My cellphone conked out more than a year ago, and I lost access to my LinkedIn and the password to get back in, which is so “Hey Boomer.”
Recently, I recovered everything and, like an archeologist, found old LinkedIn messages. One caught my eye. It was an exchange with a young man I worked with at Year Up, a work-force development nonprofit.
I’ll call him Michael. He grew up on the South Side of Chicago and attended college in Iowa on a football scholarship. He developed a heart condition, lost his scholarship, and returned to Chicago where he worked at his mother’s home daycare.
Short on career options, Michael, at 24 years old, applied to Year Up. He was tall, smart, skinny from his heart condition, and the kindest person. He carried an embroidered bag at his side with a tube connected to his heart.
He had a goal of running a marathon, which didn’t sound realistic, but he would say, “One day.”
Michael completed Year Up after interning at a company. He was a good listener and converser, so Year Up hired him to work in admissions. A work-from-home angle helped because he had been placed on a heart transplant waiting list.

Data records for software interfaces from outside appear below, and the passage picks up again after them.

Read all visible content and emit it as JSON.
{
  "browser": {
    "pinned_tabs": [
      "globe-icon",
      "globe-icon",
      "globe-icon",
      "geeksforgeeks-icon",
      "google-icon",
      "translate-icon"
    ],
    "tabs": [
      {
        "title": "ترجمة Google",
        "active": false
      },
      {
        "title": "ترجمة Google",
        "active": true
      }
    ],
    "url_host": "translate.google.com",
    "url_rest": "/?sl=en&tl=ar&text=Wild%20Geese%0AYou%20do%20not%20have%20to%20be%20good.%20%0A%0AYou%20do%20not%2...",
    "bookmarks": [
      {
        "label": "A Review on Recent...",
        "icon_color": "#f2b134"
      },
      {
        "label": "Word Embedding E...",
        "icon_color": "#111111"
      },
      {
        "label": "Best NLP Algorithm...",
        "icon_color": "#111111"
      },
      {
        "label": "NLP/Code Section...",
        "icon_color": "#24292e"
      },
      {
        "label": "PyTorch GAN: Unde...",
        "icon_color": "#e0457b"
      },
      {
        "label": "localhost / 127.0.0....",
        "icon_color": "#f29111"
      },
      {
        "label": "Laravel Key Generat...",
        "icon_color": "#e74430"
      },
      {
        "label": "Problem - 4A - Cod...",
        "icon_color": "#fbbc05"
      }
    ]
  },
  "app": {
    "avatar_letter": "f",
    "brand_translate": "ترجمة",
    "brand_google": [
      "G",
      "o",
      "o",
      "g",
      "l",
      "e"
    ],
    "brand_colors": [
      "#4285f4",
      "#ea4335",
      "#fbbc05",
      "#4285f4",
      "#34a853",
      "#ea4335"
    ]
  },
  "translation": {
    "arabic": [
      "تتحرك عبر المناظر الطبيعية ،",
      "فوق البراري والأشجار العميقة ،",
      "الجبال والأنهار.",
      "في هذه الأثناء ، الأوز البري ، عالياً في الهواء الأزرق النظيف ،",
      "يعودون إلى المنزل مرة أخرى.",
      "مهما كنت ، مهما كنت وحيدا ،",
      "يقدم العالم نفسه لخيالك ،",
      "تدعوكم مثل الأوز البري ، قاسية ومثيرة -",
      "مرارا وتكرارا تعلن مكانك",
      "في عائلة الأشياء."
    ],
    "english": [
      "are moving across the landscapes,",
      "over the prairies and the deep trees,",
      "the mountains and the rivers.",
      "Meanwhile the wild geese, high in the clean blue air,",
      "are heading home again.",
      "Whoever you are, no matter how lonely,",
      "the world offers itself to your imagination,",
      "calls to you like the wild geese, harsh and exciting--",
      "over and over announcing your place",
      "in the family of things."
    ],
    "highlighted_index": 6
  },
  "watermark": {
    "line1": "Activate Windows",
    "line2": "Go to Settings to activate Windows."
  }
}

In 2019, his heart got worse, but as he told me, that was a good thing. He was moving up the transplant list. Michael got his new heart at Northwestern Hospital that summer. A few days later, we exchanged messages.
He wrote: “So grateful and surreal. It makes no sense. Can’t even put into words what’s going through my head. No more limitations.” He told me to get ready for marathon training. He recovered and returned to his admissions job.

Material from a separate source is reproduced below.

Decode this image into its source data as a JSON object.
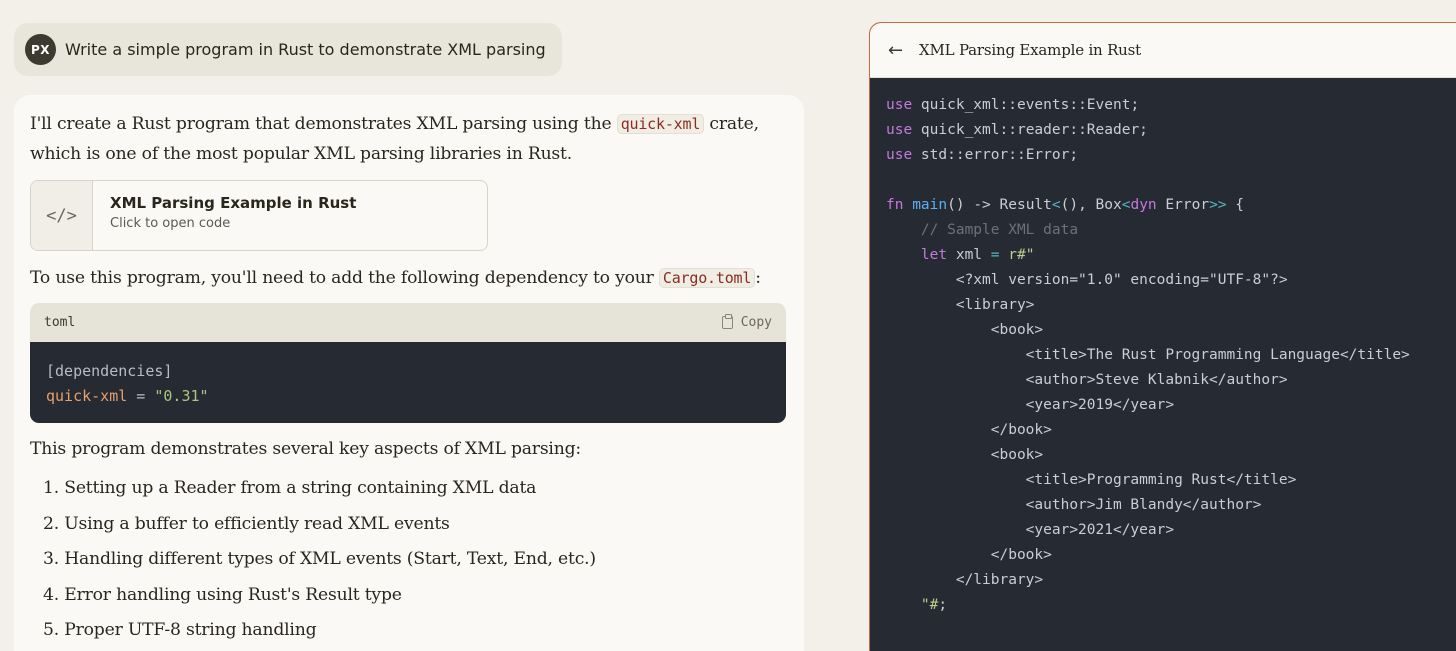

Then lots of things happened. One was the pandemic. After it started in spring 2020, I left my job at Year Up. I heard that Michael caught COVID last summer. Anyone with a heart transplant is the definition of an immune-compromised person, so this was not good. But he pulled through.
Last fall, Michael got COVID again, Delta variant this time. He ended up hospitalized in ICU and ventilated. Like many COVID patients facing the end, he was unconscious for several weeks.
And then Michael died.
I couldn’t attend the funeral, but I heard about all the people who said Michael was their best friend.
Last week, I found a year old unopened LinkedIn communication from him. All it said was “Love you, Jack!” It was dated Feb. 1, 2021, around noon.
I remember that day.
While at a campfire surrounded by deep snow in the wilderness in the Upper Peninsula of Michigan, I had an aortic dissection of my ascending aorta, a rare life-threatening condition that can only be treated through emergency open heart surgery (90 percent of people die before reaching the hospital and the cardio-thoracic surgeon in Wausau, Wisconsin told me that 30 percent who make it to the hospital die during surgery).
When Michael messaged me, I was ventilated and unconscious after surgery. Following a few setbacks, I am mostly recovered.
Before reading his message, I thought I had accompanied Michael on his post-heart-transplant journey. As it turns out, Michael has been accompanying me through my own near-death experience.
I carry his message on my cellphone.
He did not hear me say, love you too!